Sen. Menendez Bribery Case Advances in NJ

     (CN) – Refusing to toss the high-dollar bribery indictment against U.S. Sen. Robert Menendez, a federal judge saw nothing wrong with the grand-jury instructions.
     Menendez, a 61-year-old Democrat who has represented New Jersey in Congress since 2006, was indicted on April 1 with a Florida ophthalmologist who contributed to his campaigns.
     The indictment alleges that Menendez received hundreds of thousands of dollars – sometimes in flights – to take certain official actions that benefited Dr. Salomon Melgen.
     In one instance, prosecutors said, Menendez “used his position as a United States senator to influence the visa proceedings of [Dr. Melgen’s] foreign girlfriends.”
     Menendez is also alleged to have advocated for Melgen’s financial interests regarding a private firm’s contract dispute with the Dominican Republic, as well as an $8.9 million billing dispute at the U.S. Department of Health and Human Services and the Centers for Medicare and Medicaid Services.
     Melgen’s alleged payments total nearly $800,000, including two $20,000 donations to “a legal defense trust fund” benefitting Menendez; $40,000 to the New Jersey Democratic State Committee Victory federal account; two $300,000 donations to Majority PAC “earmarked for the New Jersey Senate race”; and $103,500 to various county Democratic Party entities.
     After Senior U.S. District Judge William Walls refused to let Menendez boot the case from Newark, N.J., to Washington, D.C., the defendants filed 15 motions to dismiss.
     Walls advanced the case with six separate decisions Sept. 28.
     One of the rulings rejects Menendez’s attempts to characterize the evidence against him as inadmissible legislative acts.
     Such evidence includes emails setting up a meeting between the senator and an assistant secretary about cargo from the Dominican Republic entering U.S. ports, communication that prosecutors say meant to lobby to delay planned official action.
     Another portion of the indictment concerns a Medicare policy meeting between Menendez and Health and Human Services Secretary Kathleen Sebelius.
     “Sebelius told Sen. Menendez that she had no power to influence Melgen’s case because it was in the administrative appeals process,” the 32-page opinion states. “It is quite clear that this was an attempt to influence CMS rather than an attempt to gather legislative information.”
     Walls added that, “even if this court were to accept Sen. Menendez’s argument that the Medicare reimbursement policy issues and Dominican Republic port security issues are immunized, the unchallenged visa advocacy would still provide an adequate basis for the conspiracy charge.”

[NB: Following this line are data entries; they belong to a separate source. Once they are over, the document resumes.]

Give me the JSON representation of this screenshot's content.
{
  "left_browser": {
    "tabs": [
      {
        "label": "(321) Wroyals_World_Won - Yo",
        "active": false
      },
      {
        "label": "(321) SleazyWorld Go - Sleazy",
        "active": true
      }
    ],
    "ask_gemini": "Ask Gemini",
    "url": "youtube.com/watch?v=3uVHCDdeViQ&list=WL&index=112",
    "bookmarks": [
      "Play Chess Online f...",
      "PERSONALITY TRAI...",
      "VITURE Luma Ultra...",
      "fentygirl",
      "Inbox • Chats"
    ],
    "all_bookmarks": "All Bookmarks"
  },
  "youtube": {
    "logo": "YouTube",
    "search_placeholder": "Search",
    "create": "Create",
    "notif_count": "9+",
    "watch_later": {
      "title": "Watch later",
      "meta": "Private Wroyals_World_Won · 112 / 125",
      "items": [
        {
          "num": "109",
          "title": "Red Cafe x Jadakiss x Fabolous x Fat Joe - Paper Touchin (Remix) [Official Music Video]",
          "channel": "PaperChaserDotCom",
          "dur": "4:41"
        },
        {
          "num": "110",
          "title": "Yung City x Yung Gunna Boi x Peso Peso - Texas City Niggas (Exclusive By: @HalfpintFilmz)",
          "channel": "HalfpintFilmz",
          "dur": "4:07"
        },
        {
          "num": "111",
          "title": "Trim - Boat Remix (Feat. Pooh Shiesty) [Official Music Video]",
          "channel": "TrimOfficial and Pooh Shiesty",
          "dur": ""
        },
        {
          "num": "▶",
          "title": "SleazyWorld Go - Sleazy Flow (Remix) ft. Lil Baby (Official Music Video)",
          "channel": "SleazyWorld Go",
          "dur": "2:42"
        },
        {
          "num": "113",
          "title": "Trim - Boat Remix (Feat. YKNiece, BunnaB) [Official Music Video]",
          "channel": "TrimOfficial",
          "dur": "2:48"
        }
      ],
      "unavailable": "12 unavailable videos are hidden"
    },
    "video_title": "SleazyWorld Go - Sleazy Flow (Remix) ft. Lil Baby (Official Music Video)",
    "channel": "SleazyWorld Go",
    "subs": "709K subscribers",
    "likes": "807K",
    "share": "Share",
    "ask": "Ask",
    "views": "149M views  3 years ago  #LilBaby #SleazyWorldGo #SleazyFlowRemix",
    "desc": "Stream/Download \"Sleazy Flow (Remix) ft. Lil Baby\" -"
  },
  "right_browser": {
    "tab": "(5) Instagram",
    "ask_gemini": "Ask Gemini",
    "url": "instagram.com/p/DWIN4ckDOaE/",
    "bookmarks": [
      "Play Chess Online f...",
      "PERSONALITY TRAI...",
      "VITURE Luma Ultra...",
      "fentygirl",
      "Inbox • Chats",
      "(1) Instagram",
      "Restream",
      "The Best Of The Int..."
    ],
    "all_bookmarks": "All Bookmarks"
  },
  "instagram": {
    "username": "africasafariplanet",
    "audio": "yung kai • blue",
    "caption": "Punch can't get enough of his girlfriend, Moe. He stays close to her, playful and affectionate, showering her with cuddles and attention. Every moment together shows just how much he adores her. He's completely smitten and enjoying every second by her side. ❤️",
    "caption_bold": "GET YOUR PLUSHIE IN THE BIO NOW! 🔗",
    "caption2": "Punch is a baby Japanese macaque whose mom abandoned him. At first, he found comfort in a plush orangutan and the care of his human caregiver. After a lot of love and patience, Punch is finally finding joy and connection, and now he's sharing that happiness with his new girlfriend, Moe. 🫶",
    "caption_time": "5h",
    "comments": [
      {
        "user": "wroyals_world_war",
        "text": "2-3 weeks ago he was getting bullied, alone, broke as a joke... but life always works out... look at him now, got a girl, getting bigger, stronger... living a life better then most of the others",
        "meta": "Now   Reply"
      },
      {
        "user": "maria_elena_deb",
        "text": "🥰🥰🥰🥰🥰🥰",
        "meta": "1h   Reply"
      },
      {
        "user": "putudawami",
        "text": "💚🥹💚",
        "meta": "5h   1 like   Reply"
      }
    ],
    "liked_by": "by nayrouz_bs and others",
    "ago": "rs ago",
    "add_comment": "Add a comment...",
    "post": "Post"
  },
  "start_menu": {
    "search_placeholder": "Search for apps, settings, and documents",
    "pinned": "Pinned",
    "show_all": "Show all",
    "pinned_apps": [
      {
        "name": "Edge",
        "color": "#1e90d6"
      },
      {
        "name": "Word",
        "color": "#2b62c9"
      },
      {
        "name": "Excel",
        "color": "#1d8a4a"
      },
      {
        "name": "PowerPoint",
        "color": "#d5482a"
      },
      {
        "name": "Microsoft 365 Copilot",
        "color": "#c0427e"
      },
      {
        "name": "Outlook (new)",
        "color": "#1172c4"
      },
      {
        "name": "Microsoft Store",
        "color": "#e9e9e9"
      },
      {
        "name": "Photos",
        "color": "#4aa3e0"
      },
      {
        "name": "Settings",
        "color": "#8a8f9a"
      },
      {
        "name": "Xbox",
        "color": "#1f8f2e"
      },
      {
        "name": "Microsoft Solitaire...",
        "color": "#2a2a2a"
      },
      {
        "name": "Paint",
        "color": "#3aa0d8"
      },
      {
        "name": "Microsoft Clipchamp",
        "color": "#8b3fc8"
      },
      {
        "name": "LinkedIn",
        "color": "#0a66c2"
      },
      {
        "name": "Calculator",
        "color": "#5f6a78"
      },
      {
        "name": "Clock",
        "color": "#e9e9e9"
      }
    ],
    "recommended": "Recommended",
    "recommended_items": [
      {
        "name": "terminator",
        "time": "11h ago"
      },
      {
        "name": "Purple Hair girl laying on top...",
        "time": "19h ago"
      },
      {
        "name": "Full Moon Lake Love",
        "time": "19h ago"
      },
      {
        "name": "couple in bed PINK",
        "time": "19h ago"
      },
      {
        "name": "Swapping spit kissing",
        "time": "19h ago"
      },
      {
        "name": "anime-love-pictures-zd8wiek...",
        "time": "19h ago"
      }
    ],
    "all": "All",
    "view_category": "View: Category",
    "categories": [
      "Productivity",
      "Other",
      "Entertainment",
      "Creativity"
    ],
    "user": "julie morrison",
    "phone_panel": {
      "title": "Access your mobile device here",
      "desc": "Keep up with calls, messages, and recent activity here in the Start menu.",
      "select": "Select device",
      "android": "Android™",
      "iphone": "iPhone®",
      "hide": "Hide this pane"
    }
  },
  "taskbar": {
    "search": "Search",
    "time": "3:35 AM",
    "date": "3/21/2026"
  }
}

     Later in the ruling, Walls rejects claims that the feds improperly instructed the grand jury.
     “Accepting for the sake of argument defendants’ contention that the government failed to explain to the grand jurors that they should disregard material that was privileged by the Speech or Debate Clause, the court has already determined that there was no protected material,” Walls wrote.
     The other five rulings Walls issued total 73 pages. They involve motions to dismiss based on alleged violations of the First Amendment, prosecutorial misconduct and grand jury bias. Walls also blazed through motions to suppress evidence and have the government file a bill of 52 particulars.     
     Walls did side with the defendants on one issue, agreeing that the indictment violates the First Amendment by charging “efforts to influence” as a crime.
     On this point, Menendez and Melgen said prosecutors failed to allege an explicit quid pro quo.
     Kirk Ogrosky, one of Melgen’s lawyers, said he was pleased that the court struck all references to the Menendez trust fund to which Melgen contributed.
     “At the end of the day, Dr. Melgen committed no crime and we look forward to him being vindicated,” Ogrosky added.
     Menendez will keep fighting, defense attrorney Abbe David Lowell voewed.
     “The senator has been clear from the very beginning that he has always acted in accordance with the law and that, once all of the facts are presented in court, he is confident that he will be exonerated,” Lowell said in an email.
     Noting that five motions remain undecided, Lowell added that “there are still additional challenges pending in which decisions could impact the viability of other charges in the case.”
     U.S. Department of Justice spokesman Peter Carr declined to comment on the rulings.

%d bloggers like this: